By Spy Uganda
Tanzania plans to share its national broadband backbone infrastructure with the Democratic Republic of Congo (DRC) and South Sudan; this comes after it signed a Memorandum of Understanding (MoU) with Uganda.
Tanzania Minister of Information, Communications, and Information Technology Nape Nnauye said on Friday, September 29, that the $28 million (Sh71 billion) MoU between two countries in conjunction with Tanzania Telecommunication Company Limited (TTCL) is an opportunity to link Congo, the DRC, and South Sudan.
“Connecting ICT with Uganda will create another opportunity to connect with other countries, and the government will continue to invest more and manage the infrastructure so that they can be more productive,” he said.
According to him, the Ugandan decision will help to strengthen ICT infrastructure between the two countries.
This decision opens a new chapter for the growth and enhancement of the economy and business cooperation.
The decision will also help strengthen brotherhood and cooperation through enhanced communications in Uganda and the entire East Africa Community (EAC).
According to him, countries must continue to invest in technology, have good infrastructure, a good technology system, and experts in the sector.
He noted that to strengthen the communication sector, the government has done a number of things. “So far, we have recently signed a MoU with Malawi, signed a MoU with a mobile company, and today we are signing a bilateral MoU with Uganda.”
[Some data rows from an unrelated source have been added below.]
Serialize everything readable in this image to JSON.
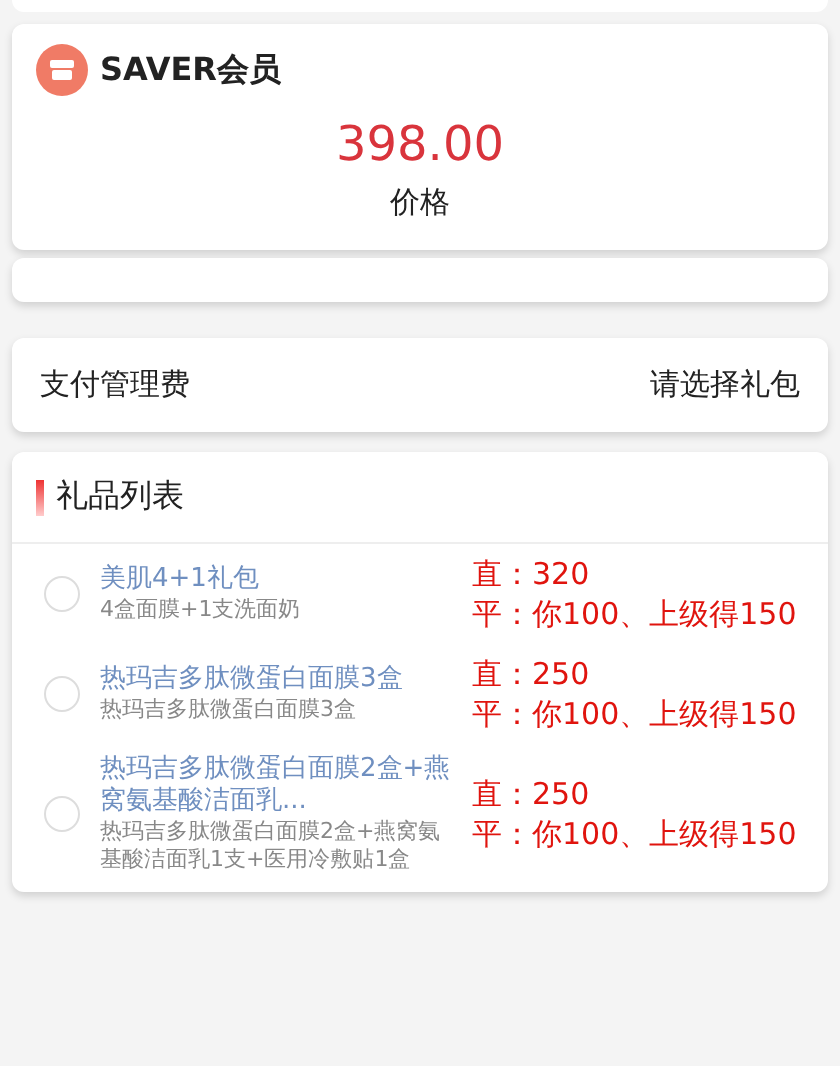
{
  "member": {
    "title": "SAVER会员",
    "price": "398.00",
    "price_label": "价格"
  },
  "fee_row": {
    "label": "支付管理费",
    "value": "请选择礼包"
  },
  "gift_list": {
    "title": "礼品列表",
    "items": [
      {
        "title": "美肌4+1礼包",
        "desc": "4盒面膜+1支洗面奶",
        "selected": false,
        "notes": [
          "直：320",
          "平：你100、上级得150"
        ]
      },
      {
        "title": "热玛吉多肽微蛋白面膜3盒",
        "desc": "热玛吉多肽微蛋白面膜3盒",
        "selected": false,
        "notes": [
          "直：250",
          "平：你100、上级得150"
        ]
      },
      {
        "title": "热玛吉多肽微蛋白面膜2盒+燕窝氨基酸洁面乳...",
        "desc": "热玛吉多肽微蛋白面膜2盒+燕窝氨基酸洁面乳1支+医用冷敷贴1盒",
        "selected": false,
        "notes": [
          "直：250",
          "平：你100、上级得150"
        ]
      }
    ]
  }
}
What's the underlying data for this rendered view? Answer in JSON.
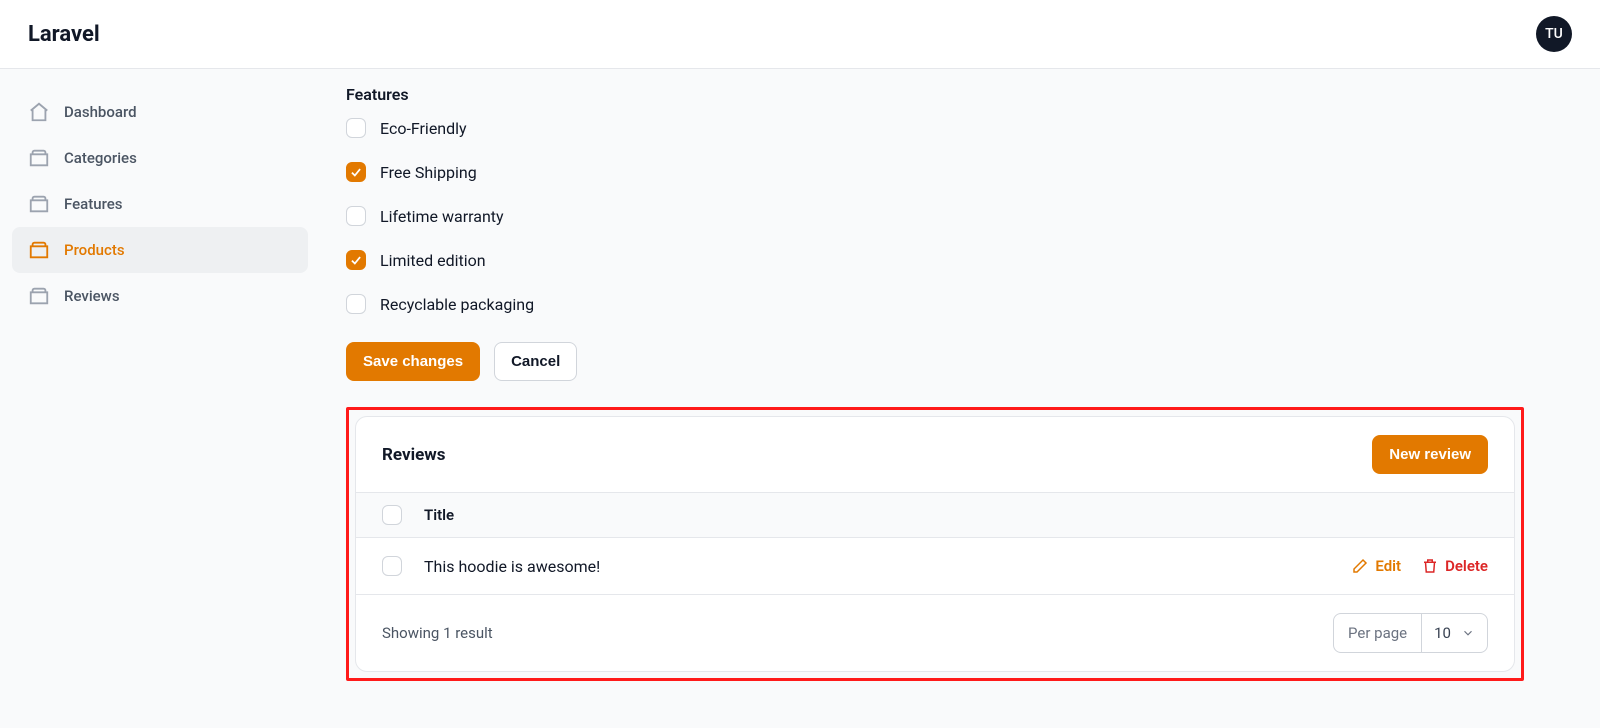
{
  "header": {
    "brand": "Laravel",
    "avatar_initials": "TU"
  },
  "sidebar": {
    "items": [
      {
        "label": "Dashboard"
      },
      {
        "label": "Categories"
      },
      {
        "label": "Features"
      },
      {
        "label": "Products"
      },
      {
        "label": "Reviews"
      }
    ]
  },
  "features": {
    "heading": "Features",
    "items": [
      {
        "label": "Eco-Friendly",
        "checked": false
      },
      {
        "label": "Free Shipping",
        "checked": true
      },
      {
        "label": "Lifetime warranty",
        "checked": false
      },
      {
        "label": "Limited edition",
        "checked": true
      },
      {
        "label": "Recyclable packaging",
        "checked": false
      }
    ]
  },
  "actions": {
    "save": "Save changes",
    "cancel": "Cancel"
  },
  "reviews": {
    "title": "Reviews",
    "new_button": "New review",
    "columns": {
      "title": "Title"
    },
    "rows": [
      {
        "title": "This hoodie is awesome!"
      }
    ],
    "row_actions": {
      "edit": "Edit",
      "delete": "Delete"
    },
    "footer": {
      "showing": "Showing 1 result",
      "per_page_label": "Per page",
      "per_page_value": "10"
    }
  }
}
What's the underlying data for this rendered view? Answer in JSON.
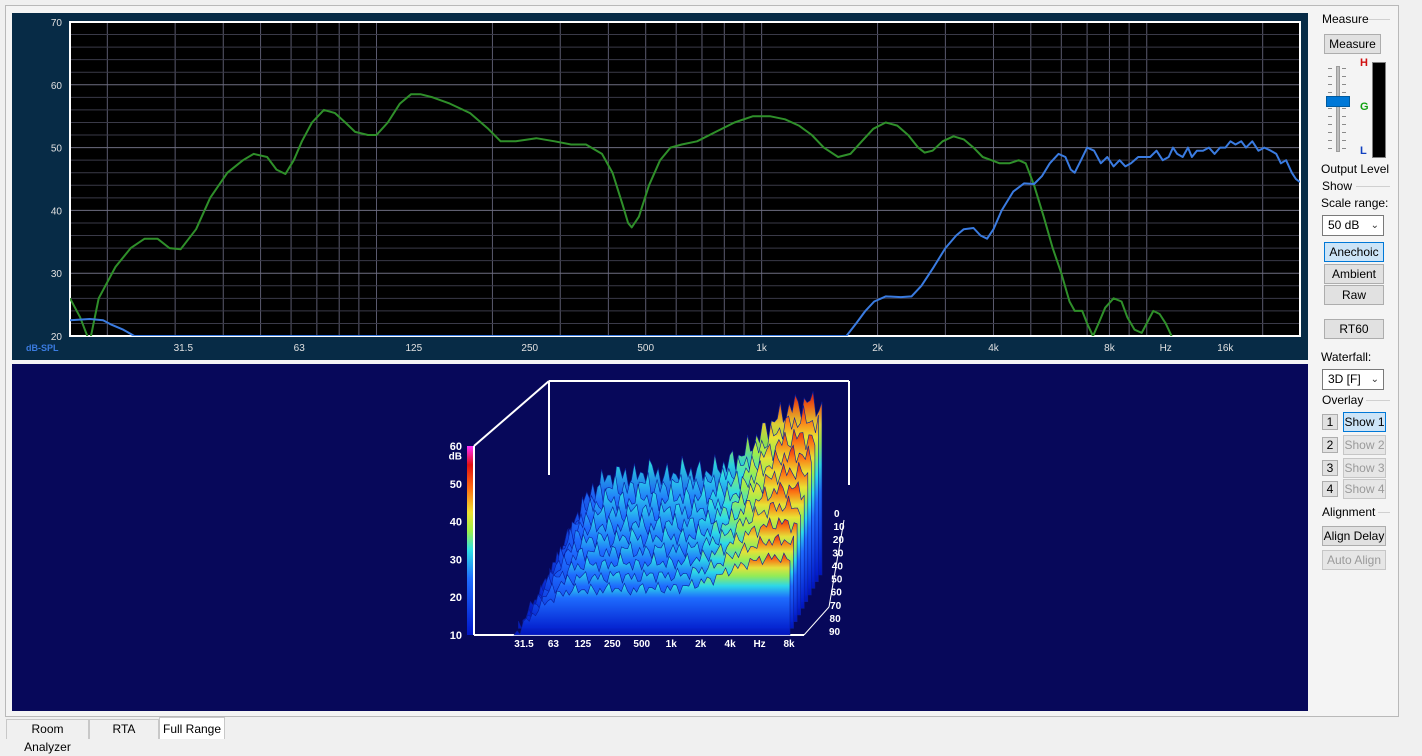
{
  "tabs": [
    {
      "label": "Room Analyzer",
      "active": false
    },
    {
      "label": "RTA",
      "active": false
    },
    {
      "label": "Full Range",
      "active": true
    }
  ],
  "side": {
    "measure_group": "Measure",
    "measure_button": "Measure",
    "meter_labels": {
      "h": "H",
      "g": "G",
      "l": "L"
    },
    "output_level_label": "Output Level",
    "output_level": 0.62,
    "show_group": "Show",
    "scale_range_label": "Scale range:",
    "scale_range_value": "50 dB",
    "anechoic": "Anechoic",
    "ambient": "Ambient",
    "raw": "Raw",
    "rt60": "RT60",
    "waterfall_label": "Waterfall:",
    "waterfall_value": "3D [F]",
    "overlay_group": "Overlay",
    "overlays": [
      {
        "num": "1",
        "label": "Show 1",
        "enabled": true
      },
      {
        "num": "2",
        "label": "Show 2",
        "enabled": false
      },
      {
        "num": "3",
        "label": "Show 3",
        "enabled": false
      },
      {
        "num": "4",
        "label": "Show 4",
        "enabled": false
      }
    ],
    "alignment_group": "Alignment",
    "align_delay": "Align Delay",
    "auto_align": "Auto Align"
  },
  "colors": {
    "green_trace": "#2f8f2a",
    "blue_trace": "#3a7be0",
    "grid": "#5a5a6e",
    "plot_bg": "#000000"
  },
  "chart_data": [
    {
      "type": "line",
      "ylabel": "dB-SPL",
      "xunit": "Hz",
      "xscale": "log",
      "xlim": [
        16,
        25000
      ],
      "ylim": [
        20,
        70
      ],
      "yticks": [
        "70",
        "60",
        "50",
        "40",
        "30",
        "20"
      ],
      "xticks": [
        {
          "label": "31.5",
          "f": 31.5
        },
        {
          "label": "63",
          "f": 63
        },
        {
          "label": "125",
          "f": 125
        },
        {
          "label": "250",
          "f": 250
        },
        {
          "label": "500",
          "f": 500
        },
        {
          "label": "1k",
          "f": 1000
        },
        {
          "label": "2k",
          "f": 2000
        },
        {
          "label": "4k",
          "f": 4000
        },
        {
          "label": "8k",
          "f": 8000
        },
        {
          "label": "Hz",
          "f": 11200
        },
        {
          "label": "16k",
          "f": 16000
        }
      ],
      "series": [
        {
          "color": "#2f8f2a",
          "points": [
            [
              16,
              26
            ],
            [
              17,
              23
            ],
            [
              18,
              19
            ],
            [
              19,
              26
            ],
            [
              21,
              31
            ],
            [
              23,
              34
            ],
            [
              25,
              35.5
            ],
            [
              27,
              35.5
            ],
            [
              29,
              34
            ],
            [
              31,
              33.8
            ],
            [
              34,
              37
            ],
            [
              37,
              42
            ],
            [
              41,
              46
            ],
            [
              45,
              48
            ],
            [
              48,
              49
            ],
            [
              52,
              48.5
            ],
            [
              55,
              46.5
            ],
            [
              58,
              45.8
            ],
            [
              61,
              48
            ],
            [
              64,
              51
            ],
            [
              68,
              54
            ],
            [
              73,
              56
            ],
            [
              78,
              55.5
            ],
            [
              83,
              54
            ],
            [
              88,
              52.5
            ],
            [
              95,
              52
            ],
            [
              100,
              52
            ],
            [
              107,
              54
            ],
            [
              115,
              57
            ],
            [
              123,
              58.5
            ],
            [
              130,
              58.5
            ],
            [
              140,
              58
            ],
            [
              155,
              57
            ],
            [
              175,
              55.5
            ],
            [
              195,
              53
            ],
            [
              210,
              51
            ],
            [
              230,
              51
            ],
            [
              260,
              51.5
            ],
            [
              290,
              51
            ],
            [
              320,
              50.5
            ],
            [
              350,
              50.5
            ],
            [
              385,
              49
            ],
            [
              410,
              46
            ],
            [
              435,
              41
            ],
            [
              450,
              38
            ],
            [
              460,
              37.3
            ],
            [
              480,
              39
            ],
            [
              510,
              44
            ],
            [
              545,
              48
            ],
            [
              580,
              50
            ],
            [
              620,
              50.5
            ],
            [
              680,
              51
            ],
            [
              760,
              52.5
            ],
            [
              850,
              54
            ],
            [
              950,
              55
            ],
            [
              1050,
              55
            ],
            [
              1150,
              54.5
            ],
            [
              1250,
              53.5
            ],
            [
              1350,
              52
            ],
            [
              1450,
              50
            ],
            [
              1580,
              48.5
            ],
            [
              1700,
              49
            ],
            [
              1820,
              51
            ],
            [
              1950,
              53
            ],
            [
              2100,
              54
            ],
            [
              2250,
              53.5
            ],
            [
              2400,
              52
            ],
            [
              2550,
              50
            ],
            [
              2650,
              49.2
            ],
            [
              2780,
              49.5
            ],
            [
              2950,
              51
            ],
            [
              3150,
              51.8
            ],
            [
              3350,
              51.3
            ],
            [
              3550,
              50
            ],
            [
              3750,
              48.5
            ],
            [
              3950,
              48
            ],
            [
              4150,
              47.5
            ],
            [
              4400,
              47.5
            ],
            [
              4650,
              48
            ],
            [
              4850,
              47.5
            ],
            [
              5100,
              44
            ],
            [
              5400,
              39
            ],
            [
              5700,
              34
            ],
            [
              6000,
              30
            ],
            [
              6300,
              25.5
            ],
            [
              6500,
              24
            ],
            [
              6800,
              24
            ],
            [
              7000,
              22
            ],
            [
              7250,
              20
            ],
            [
              7500,
              22
            ],
            [
              7800,
              24.5
            ],
            [
              8200,
              26
            ],
            [
              8600,
              25.5
            ],
            [
              8900,
              23
            ],
            [
              9300,
              21
            ],
            [
              9700,
              20.5
            ],
            [
              10000,
              22
            ],
            [
              10400,
              24
            ],
            [
              10800,
              23.5
            ],
            [
              11200,
              22
            ],
            [
              11600,
              20
            ]
          ]
        },
        {
          "color": "#3a7be0",
          "points": [
            [
              16,
              22.5
            ],
            [
              18,
              22.7
            ],
            [
              19.5,
              22.5
            ],
            [
              20.5,
              21.8
            ],
            [
              22,
              21
            ],
            [
              23.5,
              20
            ],
            [
              1660,
              20
            ],
            [
              1760,
              22
            ],
            [
              1860,
              24
            ],
            [
              1960,
              25.5
            ],
            [
              2100,
              26.3
            ],
            [
              2300,
              26.2
            ],
            [
              2450,
              26.3
            ],
            [
              2600,
              28
            ],
            [
              2800,
              31
            ],
            [
              3000,
              34
            ],
            [
              3200,
              36
            ],
            [
              3350,
              37
            ],
            [
              3550,
              37.2
            ],
            [
              3700,
              36
            ],
            [
              3850,
              35.5
            ],
            [
              4000,
              37
            ],
            [
              4200,
              40
            ],
            [
              4500,
              43
            ],
            [
              4800,
              44.3
            ],
            [
              5100,
              44.2
            ],
            [
              5350,
              45.5
            ],
            [
              5600,
              47.5
            ],
            [
              5900,
              49
            ],
            [
              6150,
              48.5
            ],
            [
              6350,
              46.5
            ],
            [
              6500,
              46
            ],
            [
              6750,
              48
            ],
            [
              7000,
              50
            ],
            [
              7300,
              49.5
            ],
            [
              7600,
              47.5
            ],
            [
              7900,
              48.5
            ],
            [
              8200,
              47
            ],
            [
              8500,
              48
            ],
            [
              8800,
              47
            ],
            [
              9100,
              47.5
            ],
            [
              9500,
              48.5
            ],
            [
              9800,
              48.5
            ],
            [
              10200,
              48.5
            ],
            [
              10600,
              49.5
            ],
            [
              11000,
              48
            ],
            [
              11400,
              48.5
            ],
            [
              11700,
              50
            ],
            [
              12000,
              49
            ],
            [
              12400,
              48.5
            ],
            [
              12800,
              50
            ],
            [
              13100,
              48.5
            ],
            [
              13500,
              49.5
            ],
            [
              14000,
              49.5
            ],
            [
              14500,
              50
            ],
            [
              15000,
              49
            ],
            [
              15500,
              50
            ],
            [
              16000,
              50
            ],
            [
              16500,
              51
            ],
            [
              17000,
              50.5
            ],
            [
              17600,
              51
            ],
            [
              18100,
              50
            ],
            [
              18800,
              51
            ],
            [
              19500,
              49.5
            ],
            [
              20200,
              50
            ],
            [
              21000,
              49.5
            ],
            [
              21700,
              49
            ],
            [
              22300,
              47.5
            ],
            [
              23000,
              48
            ],
            [
              23800,
              46
            ],
            [
              24400,
              45
            ],
            [
              25000,
              44.5
            ]
          ]
        }
      ]
    },
    {
      "type": "area",
      "zlabel": "dB",
      "zlim": [
        10,
        60
      ],
      "zticks": [
        "60",
        "50",
        "40",
        "30",
        "20",
        "10"
      ],
      "xticks": [
        "31.5",
        "63",
        "125",
        "250",
        "500",
        "1k",
        "2k",
        "4k",
        "Hz",
        "8k"
      ],
      "time_ticks": [
        "0",
        "10",
        "20",
        "30",
        "40",
        "50",
        "60",
        "70",
        "80",
        "90"
      ],
      "profile": [
        {
          "x": 0.08,
          "level": 24
        },
        {
          "x": 0.12,
          "level": 30
        },
        {
          "x": 0.18,
          "level": 35
        },
        {
          "x": 0.24,
          "level": 37
        },
        {
          "x": 0.3,
          "level": 36
        },
        {
          "x": 0.36,
          "level": 38
        },
        {
          "x": 0.42,
          "level": 36
        },
        {
          "x": 0.48,
          "level": 38
        },
        {
          "x": 0.54,
          "level": 37
        },
        {
          "x": 0.6,
          "level": 38
        },
        {
          "x": 0.66,
          "level": 40
        },
        {
          "x": 0.72,
          "level": 43
        },
        {
          "x": 0.78,
          "level": 48
        },
        {
          "x": 0.84,
          "level": 52
        },
        {
          "x": 0.9,
          "level": 55
        },
        {
          "x": 0.96,
          "level": 56
        },
        {
          "x": 1.0,
          "level": 54
        }
      ]
    }
  ]
}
This shows that the technology sector has been well managed, and the decision to bring a national broadband backbone to TTCL was perfect.
He urged TTCL to effectively manage the contract and provide services according to the terms of the contract so that Uganda can give a testimony about the services offered by Tanzania when they compare with other countries that offer similar products.
Uganda’s minister responsible for information, communications, technology, and national guidance, Mr. Chris Baryomunsi, said the MoU marks a significant milestone in the quest to strengthen the ties between nations and foster collaboration in the field of information and technology.
“We must also link the internet with South Sudan, the Congo, the DRC, and other African countries to link Africa. This will bridge digital devices, boost innovation, and stimulate economic growth. We are not only going to link the ICT backbone; we have already agreed to an oil pipeline from Tanzania to Uganda through Tanga,” he said.
He noted that Africa is surrounded by oceans, and the oceans have a lot of cables on the ground, more than what is underneath, so there is a need to connect Africa so that the cables remain on the ground and get Africa connected and linked.
According to him, the MoU represents partnership on shared value; therefore, Uganda is committed to collaborating on the development and sharing of national ITC infrastructure in underserved areas.
He noted that they will work closely to enhance cyber security capabilities and protect shared ICT from threats, invest in human capital development and knowledge of exchange programmes to ensure a work force in a well-equipped digital economy by creating job opportunities, and foster innovation and regional integration.
He noted that the MoU partnership is not just about connecting cables and infrastructure; it is about coming with the responsibilities to transform people’s lives and enabling opportunities.
“Technology is moving fast, fourth industrial, and now going to fifth revolution. We should work hard to see that such technologies do not become textbooks and translate them into reality; they must have an impact on women and youth and use them to transform our people in technology,” he said.